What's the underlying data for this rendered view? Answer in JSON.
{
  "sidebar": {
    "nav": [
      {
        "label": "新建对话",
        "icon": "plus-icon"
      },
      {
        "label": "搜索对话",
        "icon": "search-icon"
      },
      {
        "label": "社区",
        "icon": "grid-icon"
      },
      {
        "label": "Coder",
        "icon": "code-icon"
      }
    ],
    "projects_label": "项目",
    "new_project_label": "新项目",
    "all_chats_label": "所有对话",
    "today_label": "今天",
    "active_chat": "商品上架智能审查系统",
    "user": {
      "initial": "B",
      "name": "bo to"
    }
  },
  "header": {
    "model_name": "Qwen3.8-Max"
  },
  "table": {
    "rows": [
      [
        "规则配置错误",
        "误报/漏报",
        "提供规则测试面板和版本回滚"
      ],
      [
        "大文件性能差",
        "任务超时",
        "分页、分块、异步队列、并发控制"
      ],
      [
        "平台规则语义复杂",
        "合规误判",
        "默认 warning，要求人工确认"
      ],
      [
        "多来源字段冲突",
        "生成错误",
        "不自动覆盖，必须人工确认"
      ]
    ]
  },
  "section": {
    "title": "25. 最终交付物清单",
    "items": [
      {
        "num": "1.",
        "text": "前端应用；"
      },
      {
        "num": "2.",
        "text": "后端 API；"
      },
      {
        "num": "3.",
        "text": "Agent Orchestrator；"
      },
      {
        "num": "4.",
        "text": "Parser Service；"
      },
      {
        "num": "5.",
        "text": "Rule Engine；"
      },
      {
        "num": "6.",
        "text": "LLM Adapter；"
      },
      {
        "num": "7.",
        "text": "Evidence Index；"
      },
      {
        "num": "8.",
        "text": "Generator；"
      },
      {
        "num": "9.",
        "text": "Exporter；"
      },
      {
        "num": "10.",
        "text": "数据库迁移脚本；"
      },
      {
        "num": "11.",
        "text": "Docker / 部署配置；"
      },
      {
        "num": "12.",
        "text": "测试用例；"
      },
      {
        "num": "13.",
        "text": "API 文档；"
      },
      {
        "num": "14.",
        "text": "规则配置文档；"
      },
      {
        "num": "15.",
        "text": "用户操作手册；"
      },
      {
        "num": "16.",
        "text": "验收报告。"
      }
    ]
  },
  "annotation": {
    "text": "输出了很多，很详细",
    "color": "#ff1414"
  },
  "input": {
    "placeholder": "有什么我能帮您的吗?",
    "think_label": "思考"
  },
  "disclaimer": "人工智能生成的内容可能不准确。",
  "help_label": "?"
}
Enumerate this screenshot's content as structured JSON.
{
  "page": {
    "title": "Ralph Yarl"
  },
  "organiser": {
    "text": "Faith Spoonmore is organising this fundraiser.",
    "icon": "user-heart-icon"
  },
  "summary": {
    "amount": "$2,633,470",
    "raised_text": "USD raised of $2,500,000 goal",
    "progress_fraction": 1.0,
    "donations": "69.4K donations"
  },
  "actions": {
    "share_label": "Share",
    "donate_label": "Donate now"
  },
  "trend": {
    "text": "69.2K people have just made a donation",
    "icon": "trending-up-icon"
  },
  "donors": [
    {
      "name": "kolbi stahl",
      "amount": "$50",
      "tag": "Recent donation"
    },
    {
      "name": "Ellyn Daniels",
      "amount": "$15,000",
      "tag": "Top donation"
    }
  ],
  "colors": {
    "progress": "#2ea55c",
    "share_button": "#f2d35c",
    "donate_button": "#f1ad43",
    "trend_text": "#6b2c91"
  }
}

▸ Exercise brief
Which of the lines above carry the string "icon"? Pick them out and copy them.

▸ Output of the exercise
        "icon": "plus-icon"
        "icon": "search-icon"
        "icon": "grid-icon"
        "icon": "code-icon"
    "icon": "user-heart-icon"
    "icon": "trending-up-icon"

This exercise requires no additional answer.